Top of Records for the exercise
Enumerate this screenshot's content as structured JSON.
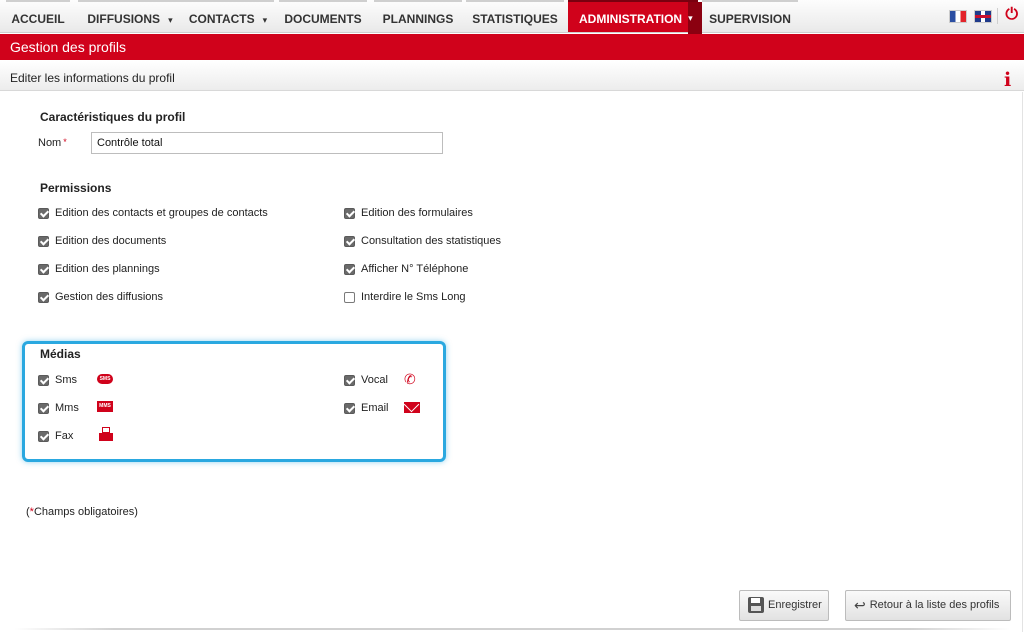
{
  "nav": {
    "tabs": [
      {
        "label": "ACCUEIL",
        "dropdown": false
      },
      {
        "label": "DIFFUSIONS",
        "dropdown": true
      },
      {
        "label": "CONTACTS",
        "dropdown": true
      },
      {
        "label": "DOCUMENTS",
        "dropdown": false
      },
      {
        "label": "PLANNINGS",
        "dropdown": false
      },
      {
        "label": "STATISTIQUES",
        "dropdown": false
      },
      {
        "label": "ADMINISTRATION",
        "dropdown": true,
        "active": true
      },
      {
        "label": "SUPERVISION",
        "dropdown": false
      }
    ],
    "caret": "▾",
    "icons": [
      "flag-fr-icon",
      "flag-uk-icon",
      "power-icon"
    ]
  },
  "page": {
    "title": "Gestion des profils",
    "subtitle": "Editer les informations du profil",
    "info_icon": "i"
  },
  "profile": {
    "section_title": "Caractéristiques du profil",
    "name_label": "Nom",
    "required_mark": "*",
    "name_value": "Contrôle total"
  },
  "permissions": {
    "section_title": "Permissions",
    "left": [
      {
        "label": "Edition des contacts et groupes de contacts",
        "checked": true
      },
      {
        "label": "Edition des documents",
        "checked": true
      },
      {
        "label": "Edition des plannings",
        "checked": true
      },
      {
        "label": "Gestion des diffusions",
        "checked": true
      }
    ],
    "right": [
      {
        "label": "Edition des formulaires",
        "checked": true
      },
      {
        "label": "Consultation des statistiques",
        "checked": true
      },
      {
        "label": "Afficher N° Téléphone",
        "checked": true
      },
      {
        "label": "Interdire le Sms Long",
        "checked": false
      }
    ]
  },
  "medias": {
    "section_title": "Médias",
    "items": [
      {
        "label": "Sms",
        "checked": true,
        "icon": "sms-icon",
        "icon_text": "SMS"
      },
      {
        "label": "Mms",
        "checked": true,
        "icon": "mms-icon",
        "icon_text": "MMS"
      },
      {
        "label": "Fax",
        "checked": true,
        "icon": "fax-icon",
        "icon_text": ""
      },
      {
        "label": "Vocal",
        "checked": true,
        "icon": "phone-icon",
        "icon_text": ""
      },
      {
        "label": "Email",
        "checked": true,
        "icon": "email-icon",
        "icon_text": ""
      }
    ],
    "highlight_color": "#2aa8e0"
  },
  "footer": {
    "mandatory_prefix": "(",
    "mandatory_mark": "*",
    "mandatory_text": "Champs obligatoires)",
    "save_label": "Enregistrer",
    "back_label": "Retour à la liste des profils"
  },
  "colors": {
    "accent": "#d0021b",
    "accent_dark": "#8b0010"
  }
}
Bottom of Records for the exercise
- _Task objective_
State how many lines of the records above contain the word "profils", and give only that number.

- _Written reply_
2